Newly Released Agency Ethics Waivers Leave Much Unanswered
As promised, the Office of Government Ethics on Wednesday released a batch of ethics waivers granted to agency officials. While it appeared to contain no bombshells, the unveiling left both the ethics agency and outside critics hungry for greater detail.
The copies of 17 letters or memos allowing waivers from conflict-of-interest rules to various agency officials, some with redactions, shed light on the pre-appointment activities of several Trump administration appointees, and, surprisingly, included a couple that were never made public by the Obama administration. A separate batch of waivers from the White House came on June 1.
Among the Trump team waivers was one that went to Homeland Security Secretary John Kelly that he could participate in matters affecting the government of Australia, despite his past business work there. Acting General Counsel and DHS Designated Agency Ethics Official Joseph Maher told Kelly the waiver was granted because “you no longer have a personal financial interest that is affected by Australia” and because of “the critical need for your engagement in homeland and national security; and the probability that DHS's role could be undermined on a national and international scale or could be detrimentally affected by significant inefficiencies if you are restricted from interacting with any national or international group or official solely due to the Government of Australia's involvement or participation."
A short email to Seema Verma, whom President Trump appointed to run the Centers for Medicare and Medicaid Services, from Elizabeth Fischmann at the general counsel’s office of the Health and Human Services Department cited U.S. code sections and said: “Ms. Verma is subject to recusal requirements for specific party matters in which the states of Arkansas, Indiana, Iowa, Kentucky, Ohio, South Carolina, or Virginia are parties or represent parties.
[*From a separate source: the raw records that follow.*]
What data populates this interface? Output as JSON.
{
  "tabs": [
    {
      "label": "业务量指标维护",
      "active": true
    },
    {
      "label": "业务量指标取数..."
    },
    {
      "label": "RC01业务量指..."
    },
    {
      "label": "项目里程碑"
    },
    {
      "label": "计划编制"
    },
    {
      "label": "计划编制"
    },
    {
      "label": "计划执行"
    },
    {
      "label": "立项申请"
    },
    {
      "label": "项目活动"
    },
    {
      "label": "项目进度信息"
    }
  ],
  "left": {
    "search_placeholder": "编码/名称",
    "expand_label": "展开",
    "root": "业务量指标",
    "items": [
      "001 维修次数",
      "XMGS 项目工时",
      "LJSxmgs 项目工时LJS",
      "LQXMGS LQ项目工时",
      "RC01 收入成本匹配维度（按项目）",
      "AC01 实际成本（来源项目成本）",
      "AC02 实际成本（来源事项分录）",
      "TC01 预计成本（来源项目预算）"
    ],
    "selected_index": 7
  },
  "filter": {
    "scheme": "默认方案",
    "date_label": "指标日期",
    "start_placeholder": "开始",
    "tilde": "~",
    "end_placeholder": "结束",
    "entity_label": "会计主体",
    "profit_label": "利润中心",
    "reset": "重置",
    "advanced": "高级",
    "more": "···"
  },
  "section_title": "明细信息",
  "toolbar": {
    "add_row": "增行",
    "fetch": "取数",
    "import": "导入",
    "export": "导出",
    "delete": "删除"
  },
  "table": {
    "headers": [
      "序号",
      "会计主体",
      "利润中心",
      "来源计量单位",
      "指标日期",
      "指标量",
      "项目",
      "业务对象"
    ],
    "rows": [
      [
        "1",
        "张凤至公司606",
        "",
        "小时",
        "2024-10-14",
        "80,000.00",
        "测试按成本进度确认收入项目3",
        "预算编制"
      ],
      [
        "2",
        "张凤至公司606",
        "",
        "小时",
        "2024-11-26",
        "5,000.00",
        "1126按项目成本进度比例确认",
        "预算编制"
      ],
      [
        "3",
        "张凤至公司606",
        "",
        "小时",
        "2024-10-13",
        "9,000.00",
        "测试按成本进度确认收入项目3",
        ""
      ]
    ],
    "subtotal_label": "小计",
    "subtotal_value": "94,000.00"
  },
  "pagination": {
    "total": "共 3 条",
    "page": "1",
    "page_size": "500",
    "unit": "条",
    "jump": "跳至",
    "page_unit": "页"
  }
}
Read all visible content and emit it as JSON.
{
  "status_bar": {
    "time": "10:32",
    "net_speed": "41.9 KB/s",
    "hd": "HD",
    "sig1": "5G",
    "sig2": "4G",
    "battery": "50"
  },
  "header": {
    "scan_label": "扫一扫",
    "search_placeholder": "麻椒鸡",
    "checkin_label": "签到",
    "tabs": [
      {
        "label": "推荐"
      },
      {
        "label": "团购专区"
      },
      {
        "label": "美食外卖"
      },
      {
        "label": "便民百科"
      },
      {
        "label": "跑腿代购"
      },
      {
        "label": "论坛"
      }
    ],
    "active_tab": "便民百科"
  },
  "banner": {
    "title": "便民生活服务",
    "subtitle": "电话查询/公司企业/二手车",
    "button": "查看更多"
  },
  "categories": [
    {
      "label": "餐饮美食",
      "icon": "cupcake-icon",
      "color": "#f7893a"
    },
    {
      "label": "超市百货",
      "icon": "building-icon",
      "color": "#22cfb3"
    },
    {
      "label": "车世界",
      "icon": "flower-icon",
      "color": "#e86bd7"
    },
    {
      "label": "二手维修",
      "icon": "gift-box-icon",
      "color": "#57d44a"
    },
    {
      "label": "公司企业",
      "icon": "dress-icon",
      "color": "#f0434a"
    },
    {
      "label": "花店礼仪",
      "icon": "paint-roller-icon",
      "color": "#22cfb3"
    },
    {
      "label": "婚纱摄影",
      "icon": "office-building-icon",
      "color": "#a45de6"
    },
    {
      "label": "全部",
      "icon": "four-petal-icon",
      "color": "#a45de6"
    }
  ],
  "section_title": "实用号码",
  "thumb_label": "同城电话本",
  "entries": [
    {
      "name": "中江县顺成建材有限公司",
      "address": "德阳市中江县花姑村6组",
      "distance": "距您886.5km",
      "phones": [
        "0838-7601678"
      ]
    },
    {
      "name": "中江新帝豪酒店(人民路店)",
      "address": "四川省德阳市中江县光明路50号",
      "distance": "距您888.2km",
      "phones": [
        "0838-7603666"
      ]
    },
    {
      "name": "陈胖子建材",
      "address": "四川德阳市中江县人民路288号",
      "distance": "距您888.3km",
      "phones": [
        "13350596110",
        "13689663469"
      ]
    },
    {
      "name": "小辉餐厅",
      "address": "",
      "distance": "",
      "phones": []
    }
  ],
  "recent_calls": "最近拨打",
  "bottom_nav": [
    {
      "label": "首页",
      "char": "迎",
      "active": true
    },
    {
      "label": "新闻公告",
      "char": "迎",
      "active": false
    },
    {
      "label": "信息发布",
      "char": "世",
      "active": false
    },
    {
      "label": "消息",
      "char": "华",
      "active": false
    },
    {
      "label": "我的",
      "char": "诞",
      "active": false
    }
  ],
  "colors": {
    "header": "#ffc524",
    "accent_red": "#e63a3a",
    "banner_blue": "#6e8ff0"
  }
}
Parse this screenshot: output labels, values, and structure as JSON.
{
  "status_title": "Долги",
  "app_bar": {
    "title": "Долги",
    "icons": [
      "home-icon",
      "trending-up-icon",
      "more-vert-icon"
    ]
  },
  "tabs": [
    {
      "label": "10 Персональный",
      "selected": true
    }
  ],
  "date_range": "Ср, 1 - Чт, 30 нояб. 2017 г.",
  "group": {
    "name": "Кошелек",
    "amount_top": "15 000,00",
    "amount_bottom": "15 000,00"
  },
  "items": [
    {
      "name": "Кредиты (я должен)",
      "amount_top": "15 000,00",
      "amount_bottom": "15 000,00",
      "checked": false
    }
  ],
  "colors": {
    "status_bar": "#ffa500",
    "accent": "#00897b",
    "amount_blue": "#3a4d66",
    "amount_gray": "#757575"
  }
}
In light of the factors provided at 5 C.F.R. 2635.502(d), I am authorizing her participation as CMS Administrator in the conference call and meetings with state governors occurring today, Tuesday, March 14, 2017. The nature of the conference call and the factors, considered together, would not lead a reasonable person to question Ms. Verma's impartiality in this matter.”
Brian Callahan, whom Trump named as deputy general counsel at the Treasury Department, won a letter from Treasury’s designated agency ethics official, Rochelle Granat, saying, “This memorandum documents that I have granted you a limited authorization pursuant to the Standards of Ethical Conduct for Employees of the Executive Branch (Standards) to allow you to participate fully in policy matters related to housing finance reform even if an issue arises that might impact pending litigation in which your former employer, Cooper & Kirk PLLC, represents one of several plaintiffs. Notwithstanding this limited authorization, you have elected to refrain from any participation in the management of the litigation, including any communication with your former employer concerning this matter.”
The unexpectedly tardy waivers from the Obama era affected then-National Security Adviser Susan Rice; Mary Jo White, then chairman of the Securities and Exchange Commission; and Karen Florini, the State Department’s deputy special envoy for climate change. (OGE published a complete list of Obama-era waivers.)
Office of Government Ethics Director Walter Shaub told The New York Times that recovery of these Obama-era waivers showed that his ongoing requests (and feuds with the Trump White House) for these documents were not political. “The fact that we discovered that two agencies [Justice and State] failed to send us documents highlights the importance of O.G.E. conducting oversight activities like this,” he said.
The OGE has no enforcement powers, and relies on each agency’s designated ethics official for compliance with disclosure and waivers. The office does make its documents public after suitable review, including providing a list of agencies that reported no waivers granted.
Several outside transparency groups and individuals have been filing Freedom of Information Act requests for such waivers. The nonprofit Project on Government Oversight began filing such requests in April, and considers President Trump’s overall ethics pledge “paper thin,” two of its staffers said in a Wednesday blogpost.
They highlighted the absence of waivers from three Trump appointees with backgrounds as lobbyists: Office of the United States Trade Representative counsel Stephen Vaughn, who lobbied on trade law for Skadden, Arps, Slate, Meagher and Flom; Small Business Administration adviser Nathan Miller, who lobbied for Public Strategies Washington Inc. and the OB-C Group in recent years; and Labor Department staff member Byron Anderson, who lobbied for Transamerica Corp. on financial planning issues.
POGO said it had received answers from 26 out of 54 agencies where it filed a FOIA. Fourteen said they had no responsive records; seven had only a partially responsive document but no waivers; two withheld responsive records (the Federal Deposit Insurance Corp. and the Consumer Financial Protection Bureau); and three provided no records (the Postal Service, the Securities and Exchange Commission and the Veterans Affairs Department).
“It is difficult to fully assess how President Trump’s ethics pledge is working in practice without more information on the political appointees,” wrote POGO investigators Daniel Van Schooten and Laura Peterson. “In part, that’s due to the design of his ethics pledge. But the reliance on self-reporting by individuals, vague definitions, lack of transparency, and no general requirement for written recusals are systemic problems that transcend the Trump administration that should be addressed immediately.”